The use of these two terms is unfortunate. In other graphics interface systems, the viewport often implies a clipping region. And in Windows, the term "window" has a very specific meaning to describe the area that a program occupies on the screen. We'll have to put aside our preconceptions of these terms during this discussion.

The viewport is specified in terms of device coordinates (pixels). Most often the viewport is the same as the client area, but it can also refer to whole-window coordinates or screen coordinates if you've obtained a device context from GetWindowDC or CreateDC. The point (0, 0) is the upper left corner of the client area (or the whole window or the screen). Values of x increase to the right, and values of y increase going down.

The window is specified in terms of logical coordinates, which might be pixels, millimeters, inches, or any other unit you want. You specify logical window coordinates in the GDI drawing functions.

But in a very real sense, the viewport and the window are just mathematical constructs. For all mapping modes, Windows translates window (logical) coordinates to viewport (device) coordinates by the use of two formulas,


 xViewExt xViewport = (xWindow - xWinOrg) × ________ + xViewOrg xWinExt yViewExt yViewport = (yWindow - yWinOrg) × ________ + yViewOrg yWinExt
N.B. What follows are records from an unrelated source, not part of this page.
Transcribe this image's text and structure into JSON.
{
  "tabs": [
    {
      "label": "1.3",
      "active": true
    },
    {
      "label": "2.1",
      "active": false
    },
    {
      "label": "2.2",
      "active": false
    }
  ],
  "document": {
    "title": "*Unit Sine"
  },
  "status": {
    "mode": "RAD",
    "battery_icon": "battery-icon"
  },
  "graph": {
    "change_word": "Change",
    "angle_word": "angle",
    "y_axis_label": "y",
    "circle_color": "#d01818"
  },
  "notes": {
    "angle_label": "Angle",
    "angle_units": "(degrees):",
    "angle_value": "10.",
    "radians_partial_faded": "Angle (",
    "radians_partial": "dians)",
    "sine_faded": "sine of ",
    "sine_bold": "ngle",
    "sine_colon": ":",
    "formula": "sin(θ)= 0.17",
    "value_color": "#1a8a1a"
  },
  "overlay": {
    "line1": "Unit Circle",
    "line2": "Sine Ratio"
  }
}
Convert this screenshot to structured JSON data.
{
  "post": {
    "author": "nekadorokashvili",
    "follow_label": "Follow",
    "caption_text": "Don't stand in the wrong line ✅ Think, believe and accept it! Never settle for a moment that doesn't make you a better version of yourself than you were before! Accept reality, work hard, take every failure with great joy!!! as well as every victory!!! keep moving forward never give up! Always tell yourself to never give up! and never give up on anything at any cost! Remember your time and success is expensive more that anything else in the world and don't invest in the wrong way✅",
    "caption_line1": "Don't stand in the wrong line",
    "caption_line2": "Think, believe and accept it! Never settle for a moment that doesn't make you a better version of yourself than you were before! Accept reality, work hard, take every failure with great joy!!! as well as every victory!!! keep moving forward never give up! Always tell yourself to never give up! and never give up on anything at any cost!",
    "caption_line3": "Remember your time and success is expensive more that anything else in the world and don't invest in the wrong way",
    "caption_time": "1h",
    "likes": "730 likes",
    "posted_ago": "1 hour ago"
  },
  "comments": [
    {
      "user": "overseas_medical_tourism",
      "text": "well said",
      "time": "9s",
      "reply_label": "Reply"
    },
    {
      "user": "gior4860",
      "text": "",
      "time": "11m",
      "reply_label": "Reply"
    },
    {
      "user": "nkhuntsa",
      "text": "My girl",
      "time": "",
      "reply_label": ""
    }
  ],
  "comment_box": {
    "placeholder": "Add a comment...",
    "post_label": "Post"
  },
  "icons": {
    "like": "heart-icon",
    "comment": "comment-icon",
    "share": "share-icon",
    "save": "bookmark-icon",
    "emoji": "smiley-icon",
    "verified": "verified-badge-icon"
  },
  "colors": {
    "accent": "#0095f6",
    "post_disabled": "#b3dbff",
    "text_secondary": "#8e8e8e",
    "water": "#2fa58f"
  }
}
where (xWindow, yWindow) is a logical point to be translated and (xViewport, yViewport) is the translated point in device coordinates, most likely client-area coordinates.

These formulas use two points that specify an "origin" of the window and the viewport. The point (xWinOrg, yWinOrg) is the window origin in logical coordinates; the point (xViewOrg, yViewOrg) is the viewport origin in device coordinates. By default, these two points are set to (0, 0), but you can change them. The formulas imply that the logical point (xWinOrg, yWinOrg) is always mapped to the device point (xViewOrg, yViewOrg). If the window and viewport origins are left at their default (0, 0) values, the formulas simplify to


 xViewExt xViewport = xWindow × ________ xWinExt yViewExt yViewport = yWindow × ________ yWinExt

The formulas also include two points that specify "extents": the point (xWinExt, yWinExt) is the window extent in logical coordinates; (xViewExt, yViewExt) is the viewport extent in device coordinates. In most mapping modes, the extents are implied by the mapping mode and cannot be changed. Each extent means nothing by itself, but the ratio of the viewport extent to the window extent is a scaling factor for converting logical units to device units.

For example, when you set the MM_LOENGLISH mapping mode, Windows sets xViewExt to be a certain number of pixels and xWinExt to be the length in hundredths of an inch occupied by xViewExt pixels. The ratio gives you pixels per hundredths of an inch. The scaling factors are expressed as ratios of integers rather than floating point values for performance reasons.

The extents can be negative. This implies that values on the logical x-axis don't necessarily have to increase to the right and that values on the logical y-axis don't necessarily have to increase going down.

Windows can also translate from viewport (device) coordinates to window (logical) coordinates:


 xWinExt xWindow = (xViewport - xViewOrg) × ________ + xWinOrg xViewExt yWinExt yWindow = (yViewport - yViewOrg) × ________ + yWinOrg yViewExt

Windows provides two functions that let you convert between device points to logical points in a program. The following function converts device points to logical points:


DPtoLP (hdc, pPoints, iNumber) ;

The variable pPoints is a pointer to an array of POINT structures, and iNumber is the number of points to be converted. For example, you'll find this function useful for converting the size of the client area obtained from GetClientRect (which is always in terms of device units) to logical coordinates:


GetClientRect (hwnd, &rect) ; DPtoLP (hdc, (PPOINT) &rect, 2) ;

This function converts logical points to device points:


LPtoDP (hdc, pPoints, iNumber) ;